Eurovision hosts will only let us sing songs they like
Azerbaijan may be hosting the song contest but it gets nul points for freedom of expression, says Patrick Corrigan
Jedward and Engelbert Humperdinck are accustomed to being under fire for their questionable musical output. But the decision to hold the Eurovision Song Contest in the ex-Soviet republic of Azerbaijan may see them offending people's taste for a wholly different reason.
The Irish duo and their gravity-defying hairstyles are due to join Humperdinck in Baku, Azerbaijan's capital, this week.
But perhaps what Jedward don't realise is that Azerbaijan's human rights record would make your hair stand on end - without hairspray.
The oil-rich nation is steeped in repression, with Amnesty's last annual review of the country producing a catalogue of cases for concern, including intimidation and wrongful imprisonment of journalists, political activists, students and bloggers.
Azerbaijan won the right to host Eurovision by winning last year's event in Germany with the love song Running Scared.
But it is journalists and government critics who are running scared in the country, as Ilham Aliyev, who succeeded his father to the presidency, clamps down on dissent.
The government of Azerbaijan wants to use Eurovision to showcase the nation, yet as Bahrain found recently with its Formula 1 Grand Prix, international events can just as easily be used by citizens to draw global attention to internal repression.
Holding Eurovision in Baku lends a glittery legitimacy to the government, which deserves to be in the limelight for different reasons.
In recent months Amnesty International has documented how Azerbaijani authorities have targeted individuals for their journalistic work, or peaceful activism.
There was the case last year of government critic Eynulla Fatullayev, a newspaper editor, who was sentenced to eight and a half years in prison on a creative collection of charges including 'terrorism, defamation, and drug possession'.
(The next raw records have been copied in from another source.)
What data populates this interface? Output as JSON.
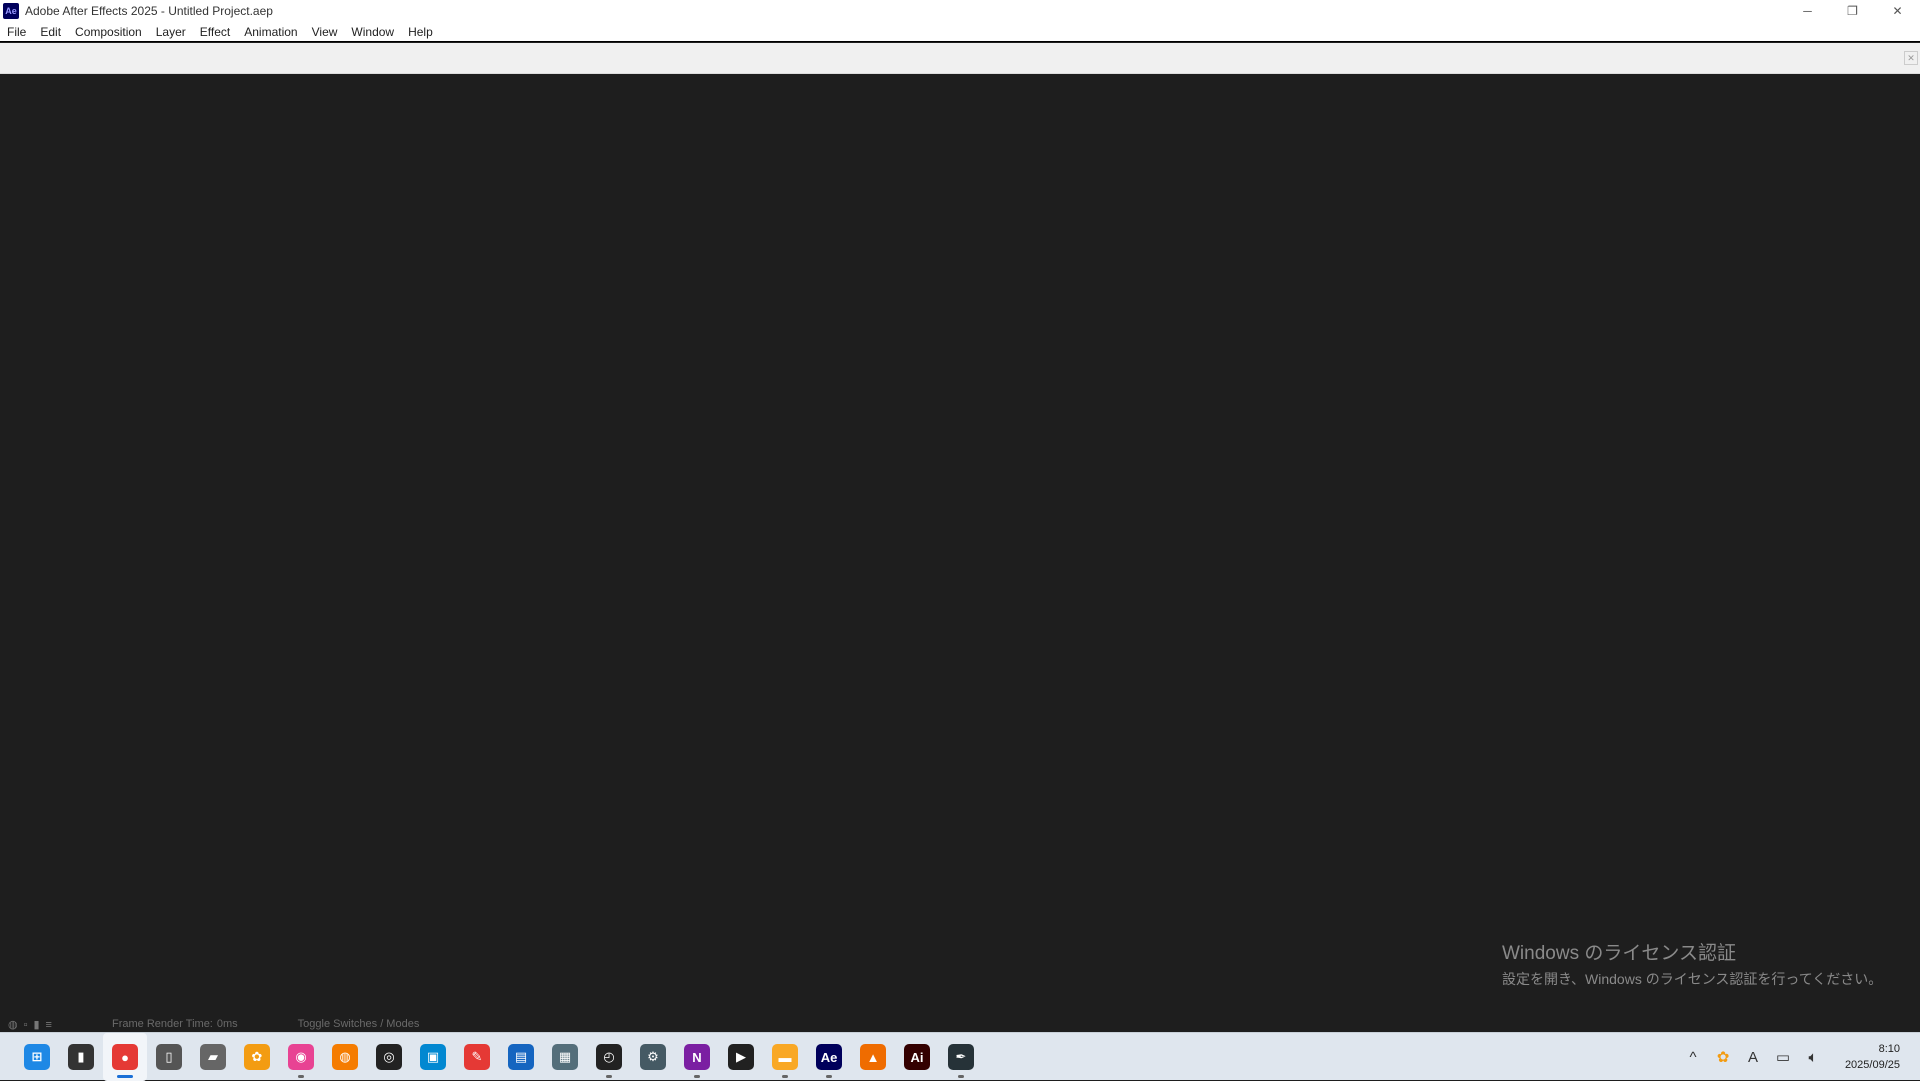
{
  "window": {
    "app_icon_text": "Ae",
    "title": "Adobe After Effects 2025 - Untitled Project.aep",
    "minimize_icon": "minimize-icon",
    "restore_icon": "restore-icon",
    "close_icon": "close-icon"
  },
  "menu": {
    "items": [
      "File",
      "Edit",
      "Composition",
      "Layer",
      "Effect",
      "Animation",
      "View",
      "Window",
      "Help"
    ]
  },
  "status": {
    "frame_render": "Frame Render Time:",
    "frame_render_value": "0ms",
    "toggle": "Toggle Switches / Modes"
  },
  "watermark": {
    "title": "Windows のライセンス認証",
    "subtitle": "設定を開き、Windows のライセンス認証を行ってください。"
  },
  "taskbar": {
    "apps": [
      {
        "name": "start-icon",
        "glyph": "⊞",
        "color": "#1e88e5"
      },
      {
        "name": "task-view-icon",
        "glyph": "▮",
        "color": "#333333"
      },
      {
        "name": "chrome-icon",
        "glyph": "●",
        "color": "#e53935"
      },
      {
        "name": "notebook-icon",
        "glyph": "▯",
        "color": "#555555"
      },
      {
        "name": "book-icon",
        "glyph": "▰",
        "color": "#666666"
      },
      {
        "name": "paw-icon",
        "glyph": "✿",
        "color": "#f39c12"
      },
      {
        "name": "color-app-icon",
        "glyph": "◉",
        "color": "#e84393"
      },
      {
        "name": "blender-icon",
        "glyph": "◍",
        "color": "#f57c00"
      },
      {
        "name": "davinci-icon",
        "glyph": "◎",
        "color": "#222222"
      },
      {
        "name": "photos-icon",
        "glyph": "▣",
        "color": "#0288d1"
      },
      {
        "name": "brush-app-icon",
        "glyph": "✎",
        "color": "#e53935"
      },
      {
        "name": "image-viewer-icon",
        "glyph": "▤",
        "color": "#1565c0"
      },
      {
        "name": "calculator-icon",
        "glyph": "▦",
        "color": "#546e7a"
      },
      {
        "name": "clock-app-icon",
        "glyph": "◴",
        "color": "#222222"
      },
      {
        "name": "settings-icon",
        "glyph": "⚙",
        "color": "#455a64"
      },
      {
        "name": "onenote-icon",
        "glyph": "N",
        "color": "#7b1fa2"
      },
      {
        "name": "media-player-icon",
        "glyph": "▶",
        "color": "#212121"
      },
      {
        "name": "file-explorer-icon",
        "glyph": "▬",
        "color": "#f9a825"
      },
      {
        "name": "after-effects-icon",
        "glyph": "Ae",
        "color": "#00005b"
      },
      {
        "name": "vlc-icon",
        "glyph": "▲",
        "color": "#ef6c00"
      },
      {
        "name": "illustrator-icon",
        "glyph": "Ai",
        "color": "#330000"
      },
      {
        "name": "inkscape-icon",
        "glyph": "✒",
        "color": "#263238"
      }
    ],
    "tray_chevron": "^",
    "tray_ime": "A",
    "time": "8:10",
    "date": "2025/09/25"
  }
}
He got off comparatively lightly. His colleague, Elmar Huseynov, had been shot dead a couple of years earlier by unknown gunmen. The police have failed to investigate the murder, which many believe was ordered by someone at the top of government.
His widow, Rushana Huseynova, has been forced to flee the country after trying to look into why her husband died. She now lives as a refugee in Norway.
During the last election, there were incidents of reporters being kicked out of polling stations and held by police for trying to record examples of vote-rigging.
In recent months, Amnesty has documented how Azerbaijani authorities have repeatedly targeted journalists and activists.
In March, investigative journalist Khadija Ismayilova received a letter threatening the publication of intimate pictures of her if she did not abandon her work. When she refused and exposed the blackmail attempt, a video of her having sex was posted on a fake mirror website of Azerbaijan's main opposition party. Last month, state employees and police beat up journalist Idrak Abbasov while he was reporting on a forced eviction on the outskirts of Baku.
And in the last week, police in Baku violently dispersed two separate peaceful protests in the city-centre, detaining 18 opposition activists.
As with previous recent demonstrations, the protesters were calling for the release of prisoners of conscience and an end to restrictions on freedom of expression and freedom of association.
So, while ageing crooner Engelbert and the Jedward brothers exercise their rights to sing cheesy pop songs in Baku, Azeris face an uphill struggle if they exercise their own rights to question their government.
When viewers tune in for Eurovision, the most convincing way for Azerbaijan to present itself as a modern nation would be for the authorities to end their crackdown on freedom of expression.